AVAILABLE DATA:
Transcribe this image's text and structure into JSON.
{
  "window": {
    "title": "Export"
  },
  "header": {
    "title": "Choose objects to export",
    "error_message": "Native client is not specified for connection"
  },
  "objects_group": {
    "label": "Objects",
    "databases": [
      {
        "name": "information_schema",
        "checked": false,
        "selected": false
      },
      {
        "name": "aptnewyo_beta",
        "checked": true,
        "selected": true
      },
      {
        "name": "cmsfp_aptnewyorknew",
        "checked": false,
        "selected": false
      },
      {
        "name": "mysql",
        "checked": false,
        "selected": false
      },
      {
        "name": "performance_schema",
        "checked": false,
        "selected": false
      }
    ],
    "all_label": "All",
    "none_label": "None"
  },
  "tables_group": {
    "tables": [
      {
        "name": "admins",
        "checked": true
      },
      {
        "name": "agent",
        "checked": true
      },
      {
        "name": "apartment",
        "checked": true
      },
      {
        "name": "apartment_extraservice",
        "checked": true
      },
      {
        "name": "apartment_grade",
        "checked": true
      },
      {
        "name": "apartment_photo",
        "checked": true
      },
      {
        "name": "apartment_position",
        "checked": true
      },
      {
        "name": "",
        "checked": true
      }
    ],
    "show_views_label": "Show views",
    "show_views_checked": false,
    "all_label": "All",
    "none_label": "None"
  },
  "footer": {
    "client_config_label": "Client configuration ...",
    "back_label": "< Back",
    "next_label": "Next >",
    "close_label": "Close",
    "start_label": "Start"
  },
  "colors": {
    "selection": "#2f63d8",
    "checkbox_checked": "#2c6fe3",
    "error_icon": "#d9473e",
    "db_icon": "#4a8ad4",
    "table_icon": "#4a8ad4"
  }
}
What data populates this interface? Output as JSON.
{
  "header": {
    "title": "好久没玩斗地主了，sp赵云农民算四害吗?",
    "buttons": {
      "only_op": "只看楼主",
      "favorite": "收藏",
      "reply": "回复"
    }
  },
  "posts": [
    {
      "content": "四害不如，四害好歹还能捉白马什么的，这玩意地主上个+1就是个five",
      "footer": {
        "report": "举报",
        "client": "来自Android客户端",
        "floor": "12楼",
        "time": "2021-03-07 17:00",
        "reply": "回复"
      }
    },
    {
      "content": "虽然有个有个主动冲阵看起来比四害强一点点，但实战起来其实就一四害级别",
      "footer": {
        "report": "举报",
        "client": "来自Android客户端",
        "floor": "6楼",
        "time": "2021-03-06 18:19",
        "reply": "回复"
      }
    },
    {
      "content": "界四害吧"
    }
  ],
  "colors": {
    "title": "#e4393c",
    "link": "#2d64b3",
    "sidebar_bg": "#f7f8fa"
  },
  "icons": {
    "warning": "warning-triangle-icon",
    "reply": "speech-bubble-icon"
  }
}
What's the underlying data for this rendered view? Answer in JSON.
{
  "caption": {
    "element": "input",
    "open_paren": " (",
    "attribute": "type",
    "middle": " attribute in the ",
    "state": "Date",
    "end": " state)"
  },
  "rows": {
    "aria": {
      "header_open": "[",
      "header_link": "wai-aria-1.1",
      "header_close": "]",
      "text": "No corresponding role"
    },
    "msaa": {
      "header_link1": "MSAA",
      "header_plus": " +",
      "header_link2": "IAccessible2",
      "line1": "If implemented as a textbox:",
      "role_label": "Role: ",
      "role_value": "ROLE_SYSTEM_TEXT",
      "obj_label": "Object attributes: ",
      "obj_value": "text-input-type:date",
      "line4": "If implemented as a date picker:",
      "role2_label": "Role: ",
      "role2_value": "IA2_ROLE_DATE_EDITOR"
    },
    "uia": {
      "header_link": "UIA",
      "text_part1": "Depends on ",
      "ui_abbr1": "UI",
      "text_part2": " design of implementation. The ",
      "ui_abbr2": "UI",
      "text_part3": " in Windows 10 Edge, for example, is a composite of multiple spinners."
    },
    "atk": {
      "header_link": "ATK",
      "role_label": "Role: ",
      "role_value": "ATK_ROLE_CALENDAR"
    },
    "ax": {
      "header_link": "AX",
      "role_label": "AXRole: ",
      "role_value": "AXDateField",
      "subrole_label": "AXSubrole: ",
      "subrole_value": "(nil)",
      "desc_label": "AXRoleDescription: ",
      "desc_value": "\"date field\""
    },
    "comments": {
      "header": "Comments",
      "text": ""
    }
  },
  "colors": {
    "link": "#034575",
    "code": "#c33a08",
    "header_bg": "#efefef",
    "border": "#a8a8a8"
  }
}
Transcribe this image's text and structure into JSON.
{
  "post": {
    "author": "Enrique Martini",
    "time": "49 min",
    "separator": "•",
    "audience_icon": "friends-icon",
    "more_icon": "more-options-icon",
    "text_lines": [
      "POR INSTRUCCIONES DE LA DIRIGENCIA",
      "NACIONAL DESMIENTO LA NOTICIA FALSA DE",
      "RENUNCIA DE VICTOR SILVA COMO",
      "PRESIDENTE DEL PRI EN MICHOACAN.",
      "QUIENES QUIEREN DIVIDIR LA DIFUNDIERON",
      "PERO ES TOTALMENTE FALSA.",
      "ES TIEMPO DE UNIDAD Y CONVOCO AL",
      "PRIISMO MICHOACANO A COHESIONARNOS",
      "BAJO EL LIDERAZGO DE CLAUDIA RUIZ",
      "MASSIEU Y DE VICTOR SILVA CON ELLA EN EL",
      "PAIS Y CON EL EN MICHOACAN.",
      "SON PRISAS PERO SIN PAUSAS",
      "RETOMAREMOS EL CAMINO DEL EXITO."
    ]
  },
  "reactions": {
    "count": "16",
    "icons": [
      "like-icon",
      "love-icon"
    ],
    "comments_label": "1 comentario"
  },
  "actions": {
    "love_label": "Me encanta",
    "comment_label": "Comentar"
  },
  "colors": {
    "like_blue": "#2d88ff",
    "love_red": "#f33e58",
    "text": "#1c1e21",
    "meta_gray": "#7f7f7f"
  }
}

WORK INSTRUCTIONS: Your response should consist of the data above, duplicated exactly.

SOLUTION FOR THIS PROBLEM:
Transcribe this image's text and structure into JSON.
{
  "window": {
    "title": "Export"
  },
  "header": {
    "title": "Choose objects to export",
    "error_message": "Native client is not specified for connection"
  },
  "objects_group": {
    "label": "Objects",
    "databases": [
      {
        "name": "information_schema",
        "checked": false,
        "selected": false
      },
      {
        "name": "aptnewyo_beta",
        "checked": true,
        "selected": true
      },
      {
        "name": "cmsfp_aptnewyorknew",
        "checked": false,
        "selected": false
      },
      {
        "name": "mysql",
        "checked": false,
        "selected": false
      },
      {
        "name": "performance_schema",
        "checked": false,
        "selected": false
      }
    ],
    "all_label": "All",
    "none_label": "None"
  },
  "tables_group": {
    "tables": [
      {
        "name": "admins",
        "checked": true
      },
      {
        "name": "agent",
        "checked": true
      },
      {
        "name": "apartment",
        "checked": true
      },
      {
        "name": "apartment_extraservice",
        "checked": true
      },
      {
        "name": "apartment_grade",
        "checked": true
      },
      {
        "name": "apartment_photo",
        "checked": true
      },
      {
        "name": "apartment_position",
        "checked": true
      },
      {
        "name": "",
        "checked": true
      }
    ],
    "show_views_label": "Show views",
    "show_views_checked": false,
    "all_label": "All",
    "none_label": "None"
  },
  "footer": {
    "client_config_label": "Client configuration ...",
    "back_label": "< Back",
    "next_label": "Next >",
    "close_label": "Close",
    "start_label": "Start"
  },
  "colors": {
    "selection": "#2f63d8",
    "checkbox_checked": "#2c6fe3",
    "error_icon": "#d9473e",
    "db_icon": "#4a8ad4",
    "table_icon": "#4a8ad4"
  }
}
What data populates this interface? Output as JSON.
{
  "header": {
    "title": "好久没玩斗地主了，sp赵云农民算四害吗?",
    "buttons": {
      "only_op": "只看楼主",
      "favorite": "收藏",
      "reply": "回复"
    }
  },
  "posts": [
    {
      "content": "四害不如，四害好歹还能捉白马什么的，这玩意地主上个+1就是个five",
      "footer": {
        "report": "举报",
        "client": "来自Android客户端",
        "floor": "12楼",
        "time": "2021-03-07 17:00",
        "reply": "回复"
      }
    },
    {
      "content": "虽然有个有个主动冲阵看起来比四害强一点点，但实战起来其实就一四害级别",
      "footer": {
        "report": "举报",
        "client": "来自Android客户端",
        "floor": "6楼",
        "time": "2021-03-06 18:19",
        "reply": "回复"
      }
    },
    {
      "content": "界四害吧"
    }
  ],
  "colors": {
    "title": "#e4393c",
    "link": "#2d64b3",
    "sidebar_bg": "#f7f8fa"
  },
  "icons": {
    "warning": "warning-triangle-icon",
    "reply": "speech-bubble-icon"
  }
}
What's the underlying data for this rendered view? Answer in JSON.
{
  "caption": {
    "element": "input",
    "open_paren": " (",
    "attribute": "type",
    "middle": " attribute in the ",
    "state": "Date",
    "end": " state)"
  },
  "rows": {
    "aria": {
      "header_open": "[",
      "header_link": "wai-aria-1.1",
      "header_close": "]",
      "text": "No corresponding role"
    },
    "msaa": {
      "header_link1": "MSAA",
      "header_plus": " +",
      "header_link2": "IAccessible2",
      "line1": "If implemented as a textbox:",
      "role_label": "Role: ",
      "role_value": "ROLE_SYSTEM_TEXT",
      "obj_label": "Object attributes: ",
      "obj_value": "text-input-type:date",
      "line4": "If implemented as a date picker:",
      "role2_label": "Role: ",
      "role2_value": "IA2_ROLE_DATE_EDITOR"
    },
    "uia": {
      "header_link": "UIA",
      "text_part1": "Depends on ",
      "ui_abbr1": "UI",
      "text_part2": " design of implementation. The ",
      "ui_abbr2": "UI",
      "text_part3": " in Windows 10 Edge, for example, is a composite of multiple spinners."
    },
    "atk": {
      "header_link": "ATK",
      "role_label": "Role: ",
      "role_value": "ATK_ROLE_CALENDAR"
    },
    "ax": {
      "header_link": "AX",
      "role_label": "AXRole: ",
      "role_value": "AXDateField",
      "subrole_label": "AXSubrole: ",
      "subrole_value": "(nil)",
      "desc_label": "AXRoleDescription: ",
      "desc_value": "\"date field\""
    },
    "comments": {
      "header": "Comments",
      "text": ""
    }
  },
  "colors": {
    "link": "#034575",
    "code": "#c33a08",
    "header_bg": "#efefef",
    "border": "#a8a8a8"
  }
}
Transcribe this image's text and structure into JSON.
{
  "post": {
    "author": "Enrique Martini",
    "time": "49 min",
    "separator": "•",
    "audience_icon": "friends-icon",
    "more_icon": "more-options-icon",
    "text_lines": [
      "POR INSTRUCCIONES DE LA DIRIGENCIA",
      "NACIONAL DESMIENTO LA NOTICIA FALSA DE",
      "RENUNCIA DE VICTOR SILVA COMO",
      "PRESIDENTE DEL PRI EN MICHOACAN.",
      "QUIENES QUIEREN DIVIDIR LA DIFUNDIERON",
      "PERO ES TOTALMENTE FALSA.",
      "ES TIEMPO DE UNIDAD Y CONVOCO AL",
      "PRIISMO MICHOACANO A COHESIONARNOS",
      "BAJO EL LIDERAZGO DE CLAUDIA RUIZ",
      "MASSIEU Y DE VICTOR SILVA CON ELLA EN EL",
      "PAIS Y CON EL EN MICHOACAN.",
      "SON PRISAS PERO SIN PAUSAS",
      "RETOMAREMOS EL CAMINO DEL EXITO."
    ]
  },
  "reactions": {
    "count": "16",
    "icons": [
      "like-icon",
      "love-icon"
    ],
    "comments_label": "1 comentario"
  },
  "actions": {
    "love_label": "Me encanta",
    "comment_label": "Comentar"
  },
  "colors": {
    "like_blue": "#2d88ff",
    "love_red": "#f33e58",
    "text": "#1c1e21",
    "meta_gray": "#7f7f7f"
  }
}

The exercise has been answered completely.